In the Florence retrial, the serious criticisms of the procedures carried out, which were identified in the Conti and Vecchiotti report, were not addressed. They were simply ignored. The court accepted the view of a prosecution witness and the assertion by the prosecutor that the lab where these analyses had been done are world class and therefore their results must be trusted. No lab anywhere in the world has the right to be considered immune from mistakes. Indeed the best labs are especially keen to document and share with anyone relevant, the steps they take to minimize the chance of contamination.
In this case the Court of Cassation demanded that the defence prove that contamination had occurred. Furthermore, they were asked to do so without full disclosure of the Electronic Data Files.

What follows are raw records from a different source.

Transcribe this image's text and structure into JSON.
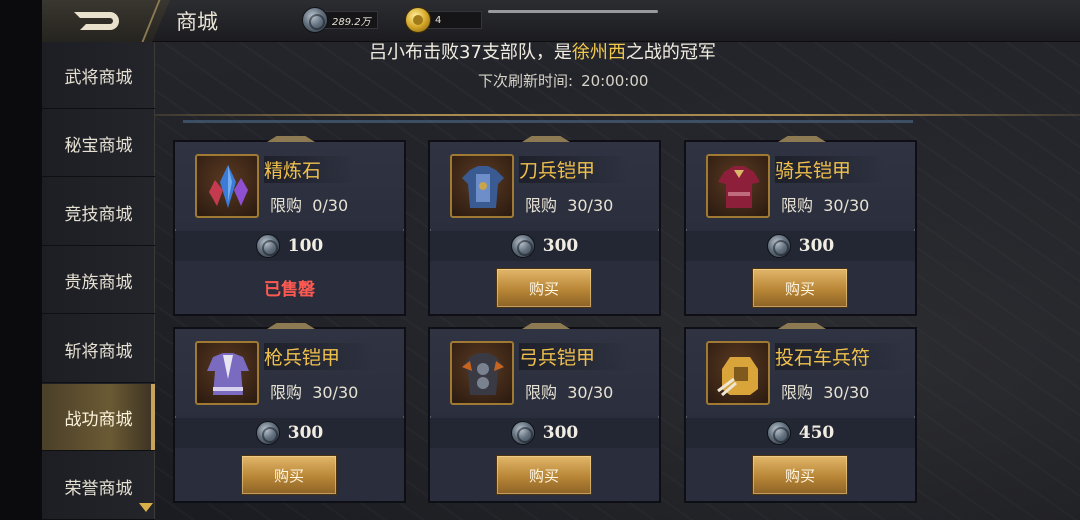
{
  "header": {
    "title": "商城",
    "currencies": [
      {
        "icon": "silver-coin-icon",
        "value": "289.2万"
      },
      {
        "icon": "gold-coin-icon",
        "value": "4"
      }
    ]
  },
  "sidebar": {
    "items": [
      {
        "label": "武将商城"
      },
      {
        "label": "秘宝商城"
      },
      {
        "label": "竞技商城"
      },
      {
        "label": "贵族商城"
      },
      {
        "label": "斩将商城"
      },
      {
        "label": "战功商城"
      },
      {
        "label": "荣誉商城"
      }
    ],
    "active_index": 5
  },
  "notice": {
    "part1": "吕小布击败37支部队，是",
    "highlight": "徐州西",
    "part2": "之战的冠军"
  },
  "refresh": {
    "label": "下次刷新时间:",
    "time": "20:00:00"
  },
  "items": [
    {
      "name": "精炼石",
      "limit_label": "限购",
      "limit": "0/30",
      "price": "100",
      "status": "已售罄",
      "icon": "refine-stone-icon"
    },
    {
      "name": "刀兵铠甲",
      "limit_label": "限购",
      "limit": "30/30",
      "price": "300",
      "button": "购买",
      "icon": "blade-armor-icon"
    },
    {
      "name": "骑兵铠甲",
      "limit_label": "限购",
      "limit": "30/30",
      "price": "300",
      "button": "购买",
      "icon": "cavalry-armor-icon"
    },
    {
      "name": "枪兵铠甲",
      "limit_label": "限购",
      "limit": "30/30",
      "price": "300",
      "button": "购买",
      "icon": "spear-armor-icon"
    },
    {
      "name": "弓兵铠甲",
      "limit_label": "限购",
      "limit": "30/30",
      "price": "300",
      "button": "购买",
      "icon": "archer-armor-icon"
    },
    {
      "name": "投石车兵符",
      "limit_label": "限购",
      "limit": "30/30",
      "price": "450",
      "button": "购买",
      "icon": "catapult-token-icon"
    }
  ],
  "colors": {
    "accent_gold": "#f0c04c",
    "sold_out_red": "#ff5a52",
    "card_bg": "#2a2e3c"
  }
}
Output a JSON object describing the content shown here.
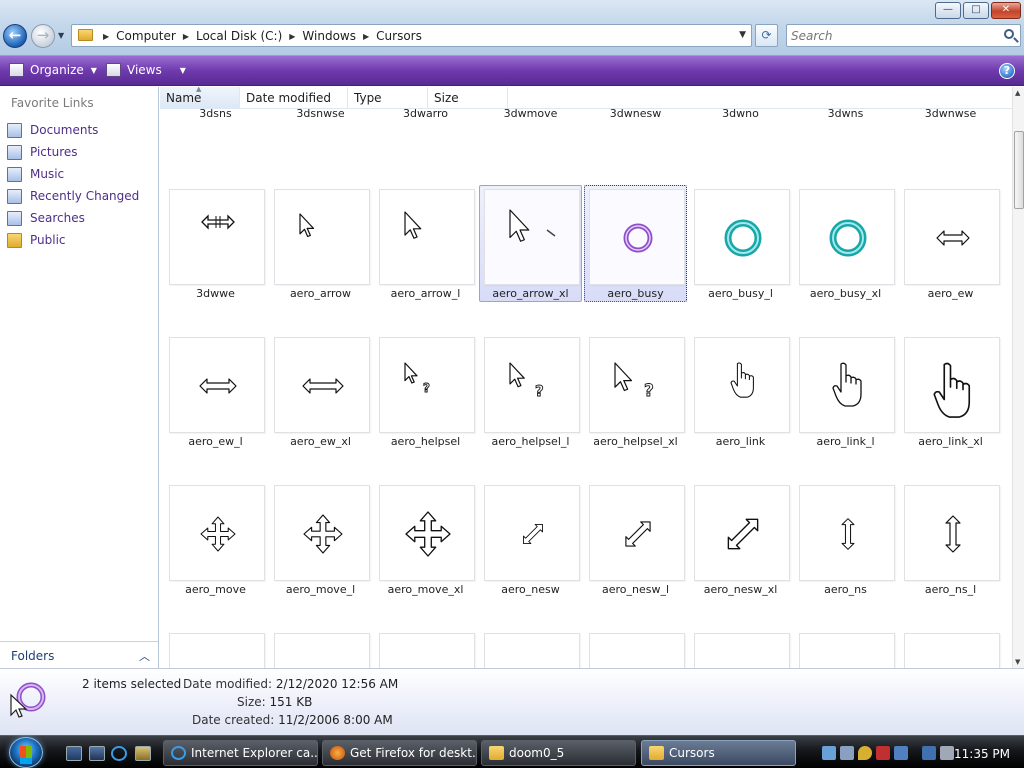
{
  "window": {
    "controls": {
      "minimize": "—",
      "maximize": "□",
      "close": "✕"
    }
  },
  "address": {
    "crumbs": [
      "Computer",
      "Local Disk (C:)",
      "Windows",
      "Cursors"
    ]
  },
  "search": {
    "placeholder": "Search"
  },
  "toolbar": {
    "organize": "Organize",
    "views": "Views",
    "help": "?"
  },
  "nav": {
    "heading": "Favorite Links",
    "items": [
      {
        "label": "Documents",
        "icon": "documents-icon"
      },
      {
        "label": "Pictures",
        "icon": "pictures-icon"
      },
      {
        "label": "Music",
        "icon": "music-icon"
      },
      {
        "label": "Recently Changed",
        "icon": "recently-changed-icon"
      },
      {
        "label": "Searches",
        "icon": "searches-icon"
      },
      {
        "label": "Public",
        "icon": "folder-icon"
      }
    ],
    "folders_label": "Folders"
  },
  "columns": [
    "Name",
    "Date modified",
    "Type",
    "Size"
  ],
  "files": [
    {
      "name": "3dsns",
      "icon": "partial-row"
    },
    {
      "name": "3dsnwse",
      "icon": "partial-row"
    },
    {
      "name": "3dwarro",
      "icon": "partial-row"
    },
    {
      "name": "3dwmove",
      "icon": "partial-row"
    },
    {
      "name": "3dwnesw",
      "icon": "partial-row"
    },
    {
      "name": "3dwno",
      "icon": "partial-row"
    },
    {
      "name": "3dwns",
      "icon": "partial-row"
    },
    {
      "name": "3dwnwse",
      "icon": "partial-row"
    },
    {
      "name": "3dwwe",
      "icon": "ew-3d-icon"
    },
    {
      "name": "aero_arrow",
      "icon": "arrow-icon"
    },
    {
      "name": "aero_arrow_l",
      "icon": "arrow-icon"
    },
    {
      "name": "aero_arrow_xl",
      "icon": "arrow-icon",
      "selected": true
    },
    {
      "name": "aero_busy",
      "icon": "busy-ring-purple-icon",
      "selected": true,
      "focused": true
    },
    {
      "name": "aero_busy_l",
      "icon": "busy-ring-icon"
    },
    {
      "name": "aero_busy_xl",
      "icon": "busy-ring-icon"
    },
    {
      "name": "aero_ew",
      "icon": "ew-icon"
    },
    {
      "name": "aero_ew_l",
      "icon": "ew-icon"
    },
    {
      "name": "aero_ew_xl",
      "icon": "ew-icon"
    },
    {
      "name": "aero_helpsel",
      "icon": "helpsel-icon"
    },
    {
      "name": "aero_helpsel_l",
      "icon": "helpsel-icon"
    },
    {
      "name": "aero_helpsel_xl",
      "icon": "helpsel-icon"
    },
    {
      "name": "aero_link",
      "icon": "hand-icon"
    },
    {
      "name": "aero_link_l",
      "icon": "hand-icon"
    },
    {
      "name": "aero_link_xl",
      "icon": "hand-icon"
    },
    {
      "name": "aero_move",
      "icon": "move-icon"
    },
    {
      "name": "aero_move_l",
      "icon": "move-icon"
    },
    {
      "name": "aero_move_xl",
      "icon": "move-icon"
    },
    {
      "name": "aero_nesw",
      "icon": "nesw-icon"
    },
    {
      "name": "aero_nesw_l",
      "icon": "nesw-icon"
    },
    {
      "name": "aero_nesw_xl",
      "icon": "nesw-icon"
    },
    {
      "name": "aero_ns",
      "icon": "ns-icon"
    },
    {
      "name": "aero_ns_l",
      "icon": "ns-icon"
    }
  ],
  "details": {
    "count": "2 items selected",
    "rows": [
      {
        "key": "Date modified:",
        "value": "2/12/2020 12:56 AM"
      },
      {
        "key": "Size:",
        "value": "151 KB"
      },
      {
        "key": "Date created:",
        "value": "11/2/2006 8:00 AM"
      }
    ]
  },
  "taskbar": {
    "tasks": [
      {
        "label": "Internet Explorer ca...",
        "icon": "ie-icon"
      },
      {
        "label": "Get Firefox for deskt...",
        "icon": "firefox-icon"
      },
      {
        "label": "doom0_5",
        "icon": "folder-icon"
      },
      {
        "label": "Cursors",
        "icon": "folder-icon",
        "active": true
      }
    ],
    "clock": "11:35 PM"
  },
  "colors": {
    "accent": "#6f3aae",
    "link": "#4e2e8a",
    "selection": "#d8dcf7"
  }
}
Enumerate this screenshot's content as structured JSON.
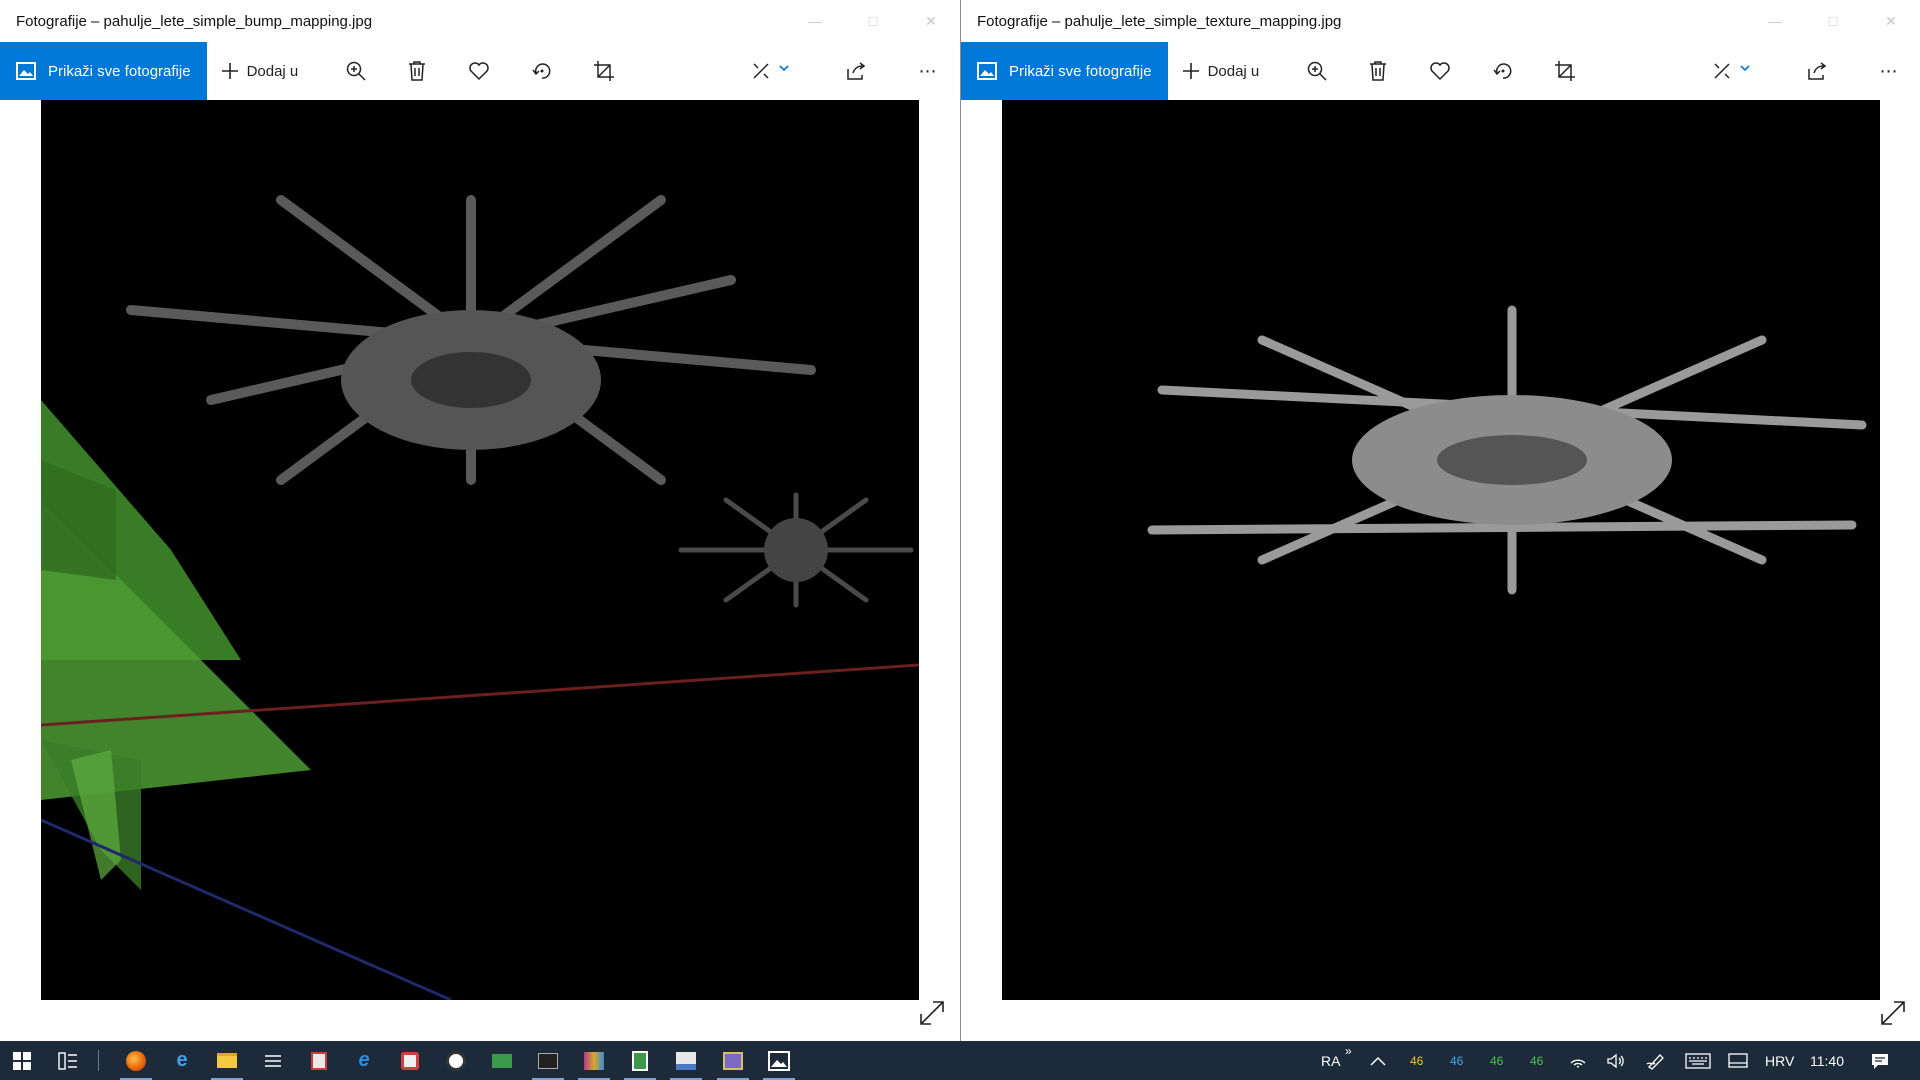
{
  "windows": [
    {
      "title": "Fotografije – pahulje_lete_simple_bump_mapping.jpg",
      "toolbar": {
        "show_all_label": "Prikaži sve fotografije",
        "add_label": "Dodaj u"
      }
    },
    {
      "title": "Fotografije – pahulje_lete_simple_texture_mapping.jpg",
      "toolbar": {
        "show_all_label": "Prikaži sve fotografije",
        "add_label": "Dodaj u"
      }
    }
  ],
  "icons": {
    "toolbar": [
      "zoom-icon",
      "delete-icon",
      "favorite-icon",
      "rotate-icon",
      "crop-icon",
      "edit-icon",
      "share-icon",
      "more-icon"
    ],
    "taskbar": [
      "start-icon",
      "task-view-icon",
      "firefox-icon",
      "edge-icon",
      "file-explorer-icon",
      "settings-icon",
      "app-icon",
      "internet-explorer-icon",
      "app-icon",
      "app-icon",
      "app-icon",
      "terminal-icon",
      "app-icon",
      "app-icon",
      "app-icon",
      "app-icon",
      "photos-icon"
    ]
  },
  "taskbar": {
    "tray_label": "RA",
    "temps": [
      {
        "value": "46",
        "color": "#f0c419"
      },
      {
        "value": "46",
        "color": "#3fa9f5"
      },
      {
        "value": "46",
        "color": "#46c84a"
      },
      {
        "value": "46",
        "color": "#46c84a"
      }
    ],
    "language": "HRV",
    "time": "11:40"
  },
  "colors": {
    "accent": "#0078d7",
    "taskbar_bg": "#1c2a39",
    "photo_bg": "#000000"
  }
}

This is a reversal of the natural law of all justice systems, where the accused are considered innocent until proven guilty and have the right to examine and challenge the evidence against them.
Given the very high media attention that this case has attracted throughout western Europe, we are particularly concerned that not only has this gross misuse of DNA forensic science resulted in the wrongful conviction of two young people ersons but that these standards of proof will could be used in the future in courts throughout Europe and N.America to justify other wrongful or doubtful convictions on the grounds that such standards were good enough in the case of Knox and Sollecito.
By Professor Michael Krom from Leeds University